Something new will soon be forthcoming in the Nigeria-Morocco gas pipeline project, a project that will have to drastically change the logistics of transporting gas produced in Africa to the Old Continent.
This March, the British engineering firm Pempsen, to which ONHYM and the Nigerian NNPC hydrocarbon company awarded the preliminary engineering contract (FEED), for the first phase of the construction of this project, will have to deliver the results of his study.
The announcement, made by the UK cabinet itself, in January 2019, followed the feasibility study conducted by the same firm in July 2018. One of the most important findings of this study was the estimation of the length of the pipeline at 5,700 km. What Pempsen will deliver this month is the evaluation work of the feasibility study with an in-depth assessment of the gas supply and demand study. Among the work that will have to be carried out also is an Environmental and Social Impact Assessment (ESIA). This one aims at optimizing the proposed layout as well as the economic aspects of its realization. Pempsen will also assist the two Moroccan and Nigerian partners in the phases of marketing and promoting the pipeline to potential future customers.
The project has multiple objectives
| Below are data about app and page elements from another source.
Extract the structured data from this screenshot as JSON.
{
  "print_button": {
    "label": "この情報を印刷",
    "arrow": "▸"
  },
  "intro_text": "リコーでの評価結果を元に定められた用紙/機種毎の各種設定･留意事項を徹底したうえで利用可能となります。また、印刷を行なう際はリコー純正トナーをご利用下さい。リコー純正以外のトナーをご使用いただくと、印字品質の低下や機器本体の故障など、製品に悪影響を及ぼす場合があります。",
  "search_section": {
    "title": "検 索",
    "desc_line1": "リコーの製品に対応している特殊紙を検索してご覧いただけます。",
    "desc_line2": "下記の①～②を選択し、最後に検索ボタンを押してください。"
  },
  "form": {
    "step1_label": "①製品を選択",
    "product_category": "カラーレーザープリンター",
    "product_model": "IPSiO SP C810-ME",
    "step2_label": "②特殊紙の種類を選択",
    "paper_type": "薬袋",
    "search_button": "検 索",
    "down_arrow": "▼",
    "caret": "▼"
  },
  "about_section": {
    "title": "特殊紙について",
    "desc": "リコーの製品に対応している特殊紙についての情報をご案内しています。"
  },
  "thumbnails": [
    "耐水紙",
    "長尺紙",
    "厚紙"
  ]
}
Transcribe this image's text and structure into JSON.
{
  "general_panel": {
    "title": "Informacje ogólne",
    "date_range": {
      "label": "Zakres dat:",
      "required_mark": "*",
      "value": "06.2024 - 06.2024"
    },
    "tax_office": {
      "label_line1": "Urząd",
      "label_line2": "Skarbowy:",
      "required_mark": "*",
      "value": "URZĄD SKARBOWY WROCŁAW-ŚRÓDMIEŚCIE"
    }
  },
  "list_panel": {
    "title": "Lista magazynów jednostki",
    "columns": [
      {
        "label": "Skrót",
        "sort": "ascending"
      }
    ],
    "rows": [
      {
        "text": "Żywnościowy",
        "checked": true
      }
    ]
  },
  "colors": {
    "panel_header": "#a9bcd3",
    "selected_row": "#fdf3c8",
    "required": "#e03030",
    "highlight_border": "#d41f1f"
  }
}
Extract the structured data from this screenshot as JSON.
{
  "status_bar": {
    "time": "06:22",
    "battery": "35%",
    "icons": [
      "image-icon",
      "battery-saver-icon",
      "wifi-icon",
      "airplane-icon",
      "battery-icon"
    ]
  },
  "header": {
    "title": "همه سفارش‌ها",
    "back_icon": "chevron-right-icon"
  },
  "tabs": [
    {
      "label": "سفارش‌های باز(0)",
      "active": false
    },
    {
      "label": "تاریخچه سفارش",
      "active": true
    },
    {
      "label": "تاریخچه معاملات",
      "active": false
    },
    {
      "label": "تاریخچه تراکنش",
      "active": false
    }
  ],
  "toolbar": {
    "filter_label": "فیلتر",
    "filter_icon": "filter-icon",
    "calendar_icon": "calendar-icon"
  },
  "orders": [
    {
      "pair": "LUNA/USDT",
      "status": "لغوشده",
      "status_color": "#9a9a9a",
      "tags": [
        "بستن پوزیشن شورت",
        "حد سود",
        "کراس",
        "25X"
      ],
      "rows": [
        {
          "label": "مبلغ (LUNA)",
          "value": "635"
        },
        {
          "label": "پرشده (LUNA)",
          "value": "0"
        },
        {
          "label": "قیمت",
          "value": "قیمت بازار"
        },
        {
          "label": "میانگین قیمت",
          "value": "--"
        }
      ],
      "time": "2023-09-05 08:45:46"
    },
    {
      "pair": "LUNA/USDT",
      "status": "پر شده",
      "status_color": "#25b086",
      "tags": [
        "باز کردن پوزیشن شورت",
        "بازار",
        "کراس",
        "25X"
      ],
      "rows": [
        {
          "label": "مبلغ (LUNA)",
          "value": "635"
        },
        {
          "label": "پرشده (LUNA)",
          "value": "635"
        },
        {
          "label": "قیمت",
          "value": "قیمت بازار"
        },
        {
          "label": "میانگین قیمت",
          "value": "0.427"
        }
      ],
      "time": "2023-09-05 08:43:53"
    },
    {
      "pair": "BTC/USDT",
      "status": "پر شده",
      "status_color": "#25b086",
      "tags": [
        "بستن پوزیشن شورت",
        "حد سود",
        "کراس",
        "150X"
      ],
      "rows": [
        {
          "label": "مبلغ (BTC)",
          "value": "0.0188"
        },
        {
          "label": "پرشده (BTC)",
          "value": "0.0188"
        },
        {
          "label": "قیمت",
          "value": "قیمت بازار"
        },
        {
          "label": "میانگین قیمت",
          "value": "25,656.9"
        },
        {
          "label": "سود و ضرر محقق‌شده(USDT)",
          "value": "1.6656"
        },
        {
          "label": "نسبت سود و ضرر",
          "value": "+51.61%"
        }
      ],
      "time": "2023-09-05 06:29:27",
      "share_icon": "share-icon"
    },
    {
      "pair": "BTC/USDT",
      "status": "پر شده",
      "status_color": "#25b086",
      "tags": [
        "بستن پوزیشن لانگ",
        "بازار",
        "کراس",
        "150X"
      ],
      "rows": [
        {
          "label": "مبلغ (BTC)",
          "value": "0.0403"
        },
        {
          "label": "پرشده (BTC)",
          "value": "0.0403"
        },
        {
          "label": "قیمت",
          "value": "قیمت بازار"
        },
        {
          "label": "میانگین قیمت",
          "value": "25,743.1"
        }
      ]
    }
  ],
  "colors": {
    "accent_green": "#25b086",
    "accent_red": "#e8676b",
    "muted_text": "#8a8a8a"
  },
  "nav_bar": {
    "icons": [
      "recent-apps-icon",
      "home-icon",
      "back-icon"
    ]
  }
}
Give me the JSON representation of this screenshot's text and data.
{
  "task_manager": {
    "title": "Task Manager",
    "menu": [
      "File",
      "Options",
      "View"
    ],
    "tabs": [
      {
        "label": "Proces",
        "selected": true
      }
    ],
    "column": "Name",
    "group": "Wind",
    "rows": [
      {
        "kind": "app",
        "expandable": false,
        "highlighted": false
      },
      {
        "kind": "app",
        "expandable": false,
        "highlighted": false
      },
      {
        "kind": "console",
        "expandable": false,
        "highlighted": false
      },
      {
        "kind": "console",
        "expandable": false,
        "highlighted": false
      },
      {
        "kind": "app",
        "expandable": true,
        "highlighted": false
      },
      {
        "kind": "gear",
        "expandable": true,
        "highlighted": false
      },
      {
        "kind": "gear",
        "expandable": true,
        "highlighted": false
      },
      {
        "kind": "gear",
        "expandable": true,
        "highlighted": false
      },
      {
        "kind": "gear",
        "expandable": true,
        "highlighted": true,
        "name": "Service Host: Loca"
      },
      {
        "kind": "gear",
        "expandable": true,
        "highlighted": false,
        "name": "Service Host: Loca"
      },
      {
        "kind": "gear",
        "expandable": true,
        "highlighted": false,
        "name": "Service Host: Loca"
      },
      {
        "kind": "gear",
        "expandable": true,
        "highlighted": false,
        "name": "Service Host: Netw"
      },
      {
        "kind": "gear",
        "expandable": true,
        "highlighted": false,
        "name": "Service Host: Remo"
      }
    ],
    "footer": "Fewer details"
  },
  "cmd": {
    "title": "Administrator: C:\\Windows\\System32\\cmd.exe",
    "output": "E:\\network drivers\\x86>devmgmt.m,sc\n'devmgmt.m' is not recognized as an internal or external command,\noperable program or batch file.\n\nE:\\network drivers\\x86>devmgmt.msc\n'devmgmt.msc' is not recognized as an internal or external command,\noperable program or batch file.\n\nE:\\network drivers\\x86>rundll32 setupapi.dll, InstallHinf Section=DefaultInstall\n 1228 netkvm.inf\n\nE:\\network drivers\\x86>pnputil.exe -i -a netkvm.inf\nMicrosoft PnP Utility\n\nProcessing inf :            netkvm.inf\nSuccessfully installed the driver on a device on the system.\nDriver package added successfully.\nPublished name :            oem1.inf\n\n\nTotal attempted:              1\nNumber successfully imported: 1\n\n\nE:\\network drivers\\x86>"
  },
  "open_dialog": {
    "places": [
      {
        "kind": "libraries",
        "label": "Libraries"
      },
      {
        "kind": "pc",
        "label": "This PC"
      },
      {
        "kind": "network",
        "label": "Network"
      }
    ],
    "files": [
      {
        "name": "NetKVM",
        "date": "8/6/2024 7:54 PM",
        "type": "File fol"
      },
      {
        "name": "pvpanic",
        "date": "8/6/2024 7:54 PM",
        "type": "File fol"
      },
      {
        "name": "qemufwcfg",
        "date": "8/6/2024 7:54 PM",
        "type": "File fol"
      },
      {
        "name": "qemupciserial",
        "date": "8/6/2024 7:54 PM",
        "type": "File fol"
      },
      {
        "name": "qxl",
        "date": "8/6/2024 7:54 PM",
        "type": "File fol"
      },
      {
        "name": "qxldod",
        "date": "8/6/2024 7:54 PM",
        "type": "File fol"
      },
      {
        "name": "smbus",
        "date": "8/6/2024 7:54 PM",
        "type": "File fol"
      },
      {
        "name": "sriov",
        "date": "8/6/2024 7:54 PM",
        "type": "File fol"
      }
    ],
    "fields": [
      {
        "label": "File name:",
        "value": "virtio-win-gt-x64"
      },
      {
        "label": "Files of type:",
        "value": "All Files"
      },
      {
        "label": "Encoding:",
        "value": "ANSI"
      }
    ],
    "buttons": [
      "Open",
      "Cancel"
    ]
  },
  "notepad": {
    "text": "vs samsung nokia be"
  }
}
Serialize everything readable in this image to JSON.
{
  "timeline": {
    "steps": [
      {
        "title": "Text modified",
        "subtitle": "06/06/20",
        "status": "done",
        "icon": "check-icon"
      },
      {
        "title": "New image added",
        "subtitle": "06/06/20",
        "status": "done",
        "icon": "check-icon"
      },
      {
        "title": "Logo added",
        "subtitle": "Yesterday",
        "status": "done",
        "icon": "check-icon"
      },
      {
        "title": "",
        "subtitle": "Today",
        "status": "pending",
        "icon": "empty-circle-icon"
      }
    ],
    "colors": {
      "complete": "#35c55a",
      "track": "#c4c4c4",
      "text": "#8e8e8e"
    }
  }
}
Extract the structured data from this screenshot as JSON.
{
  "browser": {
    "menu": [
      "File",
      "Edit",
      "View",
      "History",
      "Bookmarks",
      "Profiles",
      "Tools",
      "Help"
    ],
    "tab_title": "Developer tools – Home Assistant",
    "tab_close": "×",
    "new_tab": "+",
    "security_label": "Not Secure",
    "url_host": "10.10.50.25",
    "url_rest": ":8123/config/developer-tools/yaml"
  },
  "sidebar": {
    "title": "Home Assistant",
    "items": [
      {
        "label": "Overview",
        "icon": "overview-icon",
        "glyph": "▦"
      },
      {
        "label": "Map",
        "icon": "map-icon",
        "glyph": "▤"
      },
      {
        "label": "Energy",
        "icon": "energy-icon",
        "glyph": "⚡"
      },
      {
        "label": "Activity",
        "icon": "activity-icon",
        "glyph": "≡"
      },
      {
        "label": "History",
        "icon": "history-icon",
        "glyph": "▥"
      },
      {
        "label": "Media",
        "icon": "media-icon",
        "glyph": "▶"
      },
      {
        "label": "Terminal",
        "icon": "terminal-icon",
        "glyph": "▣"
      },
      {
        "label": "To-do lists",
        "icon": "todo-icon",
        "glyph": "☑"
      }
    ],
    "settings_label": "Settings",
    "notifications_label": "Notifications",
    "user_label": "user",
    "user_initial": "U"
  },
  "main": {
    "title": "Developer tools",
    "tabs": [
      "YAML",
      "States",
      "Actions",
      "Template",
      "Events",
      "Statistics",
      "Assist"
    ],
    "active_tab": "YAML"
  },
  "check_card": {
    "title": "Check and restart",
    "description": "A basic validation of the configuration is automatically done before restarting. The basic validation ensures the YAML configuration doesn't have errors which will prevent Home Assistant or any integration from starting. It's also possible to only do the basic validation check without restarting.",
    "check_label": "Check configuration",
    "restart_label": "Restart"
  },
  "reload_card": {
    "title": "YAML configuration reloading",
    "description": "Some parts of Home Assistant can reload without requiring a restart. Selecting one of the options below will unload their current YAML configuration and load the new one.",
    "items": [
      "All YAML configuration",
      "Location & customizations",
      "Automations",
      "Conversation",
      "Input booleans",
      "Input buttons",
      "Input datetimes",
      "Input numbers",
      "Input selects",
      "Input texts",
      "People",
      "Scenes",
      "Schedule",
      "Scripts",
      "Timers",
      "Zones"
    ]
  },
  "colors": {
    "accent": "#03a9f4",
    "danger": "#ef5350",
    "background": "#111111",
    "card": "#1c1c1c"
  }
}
Over an edition published in our columns a few weeks ago, Abdelaziz Rabbah, Minister of Energy and Mines, stressed the importance of the studies carried out under this project for the countries of the region. “The studies on the Nigeria-Morocco pipeline are still underway and the joint commission is at work. Moreover, the countries of West Africa are still keenly interested in this future infrastructure, including Mauritania, which has shown interest in becoming a producer,” the minister said.
Indeed, studies related to the Nigeria-Morocco gas pipeline project will only be of interest to West African countries, including Mauritania and Senegal. Given the bilateral economic relations with these countries, as well as the recent discoveries of oil and gas deposits throughout the region, the strengthening of cooperation will also have to be positively impacted by the whole project. After the announcement of the Algeria-Nigeria gas pipeline project last October, the role of the entire region in supplying gas to Europe will have to be strengthened.
According to Abdelaziz Rabbah, these two projects “may very well be complementary, as is the case today for the Maghreb-Europe gas pipeline passing through Morocco and directly from Algeria to Europe”.
While waiting to know the fate of the gas contract Maghreb-Europe, Morocco has made the choice of pro-activity. Be that as it may, the Kingdom has “already started thinking about putting in place the appropriate institutional and organizational framework to manage this infrastructure, which will become Morocco’s property by 2021,” Rabbah said. In any case, Morocco will come out and win.